(Other evidence of being out of fashion and fussy: using the term “fuddy-duddy”).
Whether you’re 17 or 70, technology plays a role in every relationship, and if you want it to be positive, you need to discuss your expectations and have some fun.
If you don’t talk about tech, friction (and not the good kind) is guaranteed.
And one study that measured couples’ honesty, authenticity and social sharing found that those too-good-to-be-true couples who post about their happy relationships are in fact … Those couples are also fluent in the sixth love language: public declarations.
Those in long-distance relationships experience greater intimacy and more positive communications than those who live close/together, and research suggests that these benefits are heightened when using mobile and text-based media.

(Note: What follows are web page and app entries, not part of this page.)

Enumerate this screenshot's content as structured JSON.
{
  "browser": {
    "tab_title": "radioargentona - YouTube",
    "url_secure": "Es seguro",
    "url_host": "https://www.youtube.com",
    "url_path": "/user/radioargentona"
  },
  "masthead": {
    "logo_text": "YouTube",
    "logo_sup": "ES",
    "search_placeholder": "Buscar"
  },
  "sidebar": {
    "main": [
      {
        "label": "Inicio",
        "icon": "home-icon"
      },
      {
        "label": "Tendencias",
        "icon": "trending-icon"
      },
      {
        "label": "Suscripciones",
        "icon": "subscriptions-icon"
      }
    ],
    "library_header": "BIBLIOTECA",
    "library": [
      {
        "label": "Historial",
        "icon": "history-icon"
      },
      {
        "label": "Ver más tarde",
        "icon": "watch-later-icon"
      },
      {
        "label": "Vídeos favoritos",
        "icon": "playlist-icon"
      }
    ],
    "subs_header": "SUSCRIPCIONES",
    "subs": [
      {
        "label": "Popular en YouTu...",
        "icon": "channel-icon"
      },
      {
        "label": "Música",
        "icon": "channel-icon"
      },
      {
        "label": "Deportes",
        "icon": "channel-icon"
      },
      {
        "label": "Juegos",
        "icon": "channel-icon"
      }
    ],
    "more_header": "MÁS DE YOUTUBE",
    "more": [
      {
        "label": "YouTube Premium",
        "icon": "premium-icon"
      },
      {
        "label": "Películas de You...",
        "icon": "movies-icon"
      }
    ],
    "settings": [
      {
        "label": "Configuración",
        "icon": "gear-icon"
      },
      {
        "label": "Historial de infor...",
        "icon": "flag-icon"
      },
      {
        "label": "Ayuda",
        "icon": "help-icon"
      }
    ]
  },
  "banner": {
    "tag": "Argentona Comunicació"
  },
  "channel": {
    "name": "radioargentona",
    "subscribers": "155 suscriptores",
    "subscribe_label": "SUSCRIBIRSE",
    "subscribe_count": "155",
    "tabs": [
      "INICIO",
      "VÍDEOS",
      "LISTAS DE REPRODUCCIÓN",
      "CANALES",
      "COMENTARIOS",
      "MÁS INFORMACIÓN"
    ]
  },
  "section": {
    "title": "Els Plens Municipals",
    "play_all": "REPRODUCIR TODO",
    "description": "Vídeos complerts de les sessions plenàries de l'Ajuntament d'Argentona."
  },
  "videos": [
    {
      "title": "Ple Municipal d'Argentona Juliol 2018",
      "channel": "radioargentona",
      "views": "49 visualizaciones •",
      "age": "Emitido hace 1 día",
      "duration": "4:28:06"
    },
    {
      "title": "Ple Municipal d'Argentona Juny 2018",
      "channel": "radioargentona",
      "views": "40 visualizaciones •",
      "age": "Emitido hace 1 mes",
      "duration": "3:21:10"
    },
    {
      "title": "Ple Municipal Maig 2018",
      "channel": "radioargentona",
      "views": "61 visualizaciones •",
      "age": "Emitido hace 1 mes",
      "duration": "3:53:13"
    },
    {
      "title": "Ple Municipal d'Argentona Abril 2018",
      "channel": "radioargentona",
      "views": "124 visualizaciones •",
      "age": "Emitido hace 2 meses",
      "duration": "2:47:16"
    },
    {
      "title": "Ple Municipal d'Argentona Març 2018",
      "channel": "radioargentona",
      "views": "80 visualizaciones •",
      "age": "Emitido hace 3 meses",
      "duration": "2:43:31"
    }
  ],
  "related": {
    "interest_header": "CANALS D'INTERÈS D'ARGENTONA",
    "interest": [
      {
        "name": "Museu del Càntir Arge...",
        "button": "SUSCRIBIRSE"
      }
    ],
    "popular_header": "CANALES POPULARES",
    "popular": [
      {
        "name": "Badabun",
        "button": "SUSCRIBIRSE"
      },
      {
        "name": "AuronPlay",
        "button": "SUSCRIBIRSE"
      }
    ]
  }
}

Couples in marriages that blossomed via social media, for example, report high levels of relationship satisfaction.According to Ok Cupid, I am “More Independent,” “Less Love-Driven” and “Less Conventionally Moral” than the average user. I exchange messages with an arborist who calls himself “eating_almonds.” On his profile he admits to shoplifting Bioré pore strips, which I find oddly attractive.Our inbox repartee is strong at first, but soon fizzles.Nonetheless, we chat for an hour, but I never hear from him again. DAY 6: MUST LOVE DOGS I meet Shannon Tebb, who runs her own dating consultation firm, Shanny in the City.Boasting a BA in sociology and anthropology, she claims to be an expert on what men want, which is, apparently, women who sport bright colours, wear their hair down and exude a “cool, funny attitude.” She tells me the best way to flirt is to comment on the situation at hand, which is why it’s easy to pick up at a dog park. I don’t have a dog, so I arrive solo, in a bright summer dress and with my hair blown out.